Which lines below contain "locale"? Pull them out.

== RECORDS FOR PROCESSING

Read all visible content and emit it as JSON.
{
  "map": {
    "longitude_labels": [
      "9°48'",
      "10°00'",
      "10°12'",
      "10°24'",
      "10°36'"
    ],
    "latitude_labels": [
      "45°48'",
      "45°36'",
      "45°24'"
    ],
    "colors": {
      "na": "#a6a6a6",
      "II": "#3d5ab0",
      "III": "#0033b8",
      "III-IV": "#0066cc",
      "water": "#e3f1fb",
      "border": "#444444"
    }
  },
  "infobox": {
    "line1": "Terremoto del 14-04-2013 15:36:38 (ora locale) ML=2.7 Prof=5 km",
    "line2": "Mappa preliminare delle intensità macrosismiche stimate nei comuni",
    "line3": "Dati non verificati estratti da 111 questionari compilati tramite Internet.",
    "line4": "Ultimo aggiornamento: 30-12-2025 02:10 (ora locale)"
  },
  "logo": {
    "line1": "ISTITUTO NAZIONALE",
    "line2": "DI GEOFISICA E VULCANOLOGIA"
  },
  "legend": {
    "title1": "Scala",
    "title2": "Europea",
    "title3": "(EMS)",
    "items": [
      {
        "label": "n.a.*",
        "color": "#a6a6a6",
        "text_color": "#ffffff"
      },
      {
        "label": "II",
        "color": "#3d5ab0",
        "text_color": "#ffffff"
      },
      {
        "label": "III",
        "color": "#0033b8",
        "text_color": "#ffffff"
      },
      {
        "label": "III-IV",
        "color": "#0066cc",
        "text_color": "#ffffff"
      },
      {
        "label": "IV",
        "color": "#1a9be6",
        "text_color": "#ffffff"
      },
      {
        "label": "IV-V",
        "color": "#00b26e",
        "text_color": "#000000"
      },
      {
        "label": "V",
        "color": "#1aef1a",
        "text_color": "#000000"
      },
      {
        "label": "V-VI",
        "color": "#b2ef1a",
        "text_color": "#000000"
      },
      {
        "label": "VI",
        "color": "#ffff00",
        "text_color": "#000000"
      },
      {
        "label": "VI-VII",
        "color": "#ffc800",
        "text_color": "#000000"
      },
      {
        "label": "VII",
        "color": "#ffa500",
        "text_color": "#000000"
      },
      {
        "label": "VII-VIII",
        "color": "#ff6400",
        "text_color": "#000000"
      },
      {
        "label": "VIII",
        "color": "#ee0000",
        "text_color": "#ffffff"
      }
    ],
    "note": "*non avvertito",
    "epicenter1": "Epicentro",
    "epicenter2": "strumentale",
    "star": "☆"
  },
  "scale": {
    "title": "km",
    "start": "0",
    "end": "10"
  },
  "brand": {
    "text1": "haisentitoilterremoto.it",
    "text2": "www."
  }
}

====

— ANSWER BOX —
    "line1": "Terremoto del 14-04-2013 15:36:38 (ora locale) ML=2.7 Prof=5 km",
    "line4": "Ultimo aggiornamento: 30-12-2025 02:10 (ora locale)"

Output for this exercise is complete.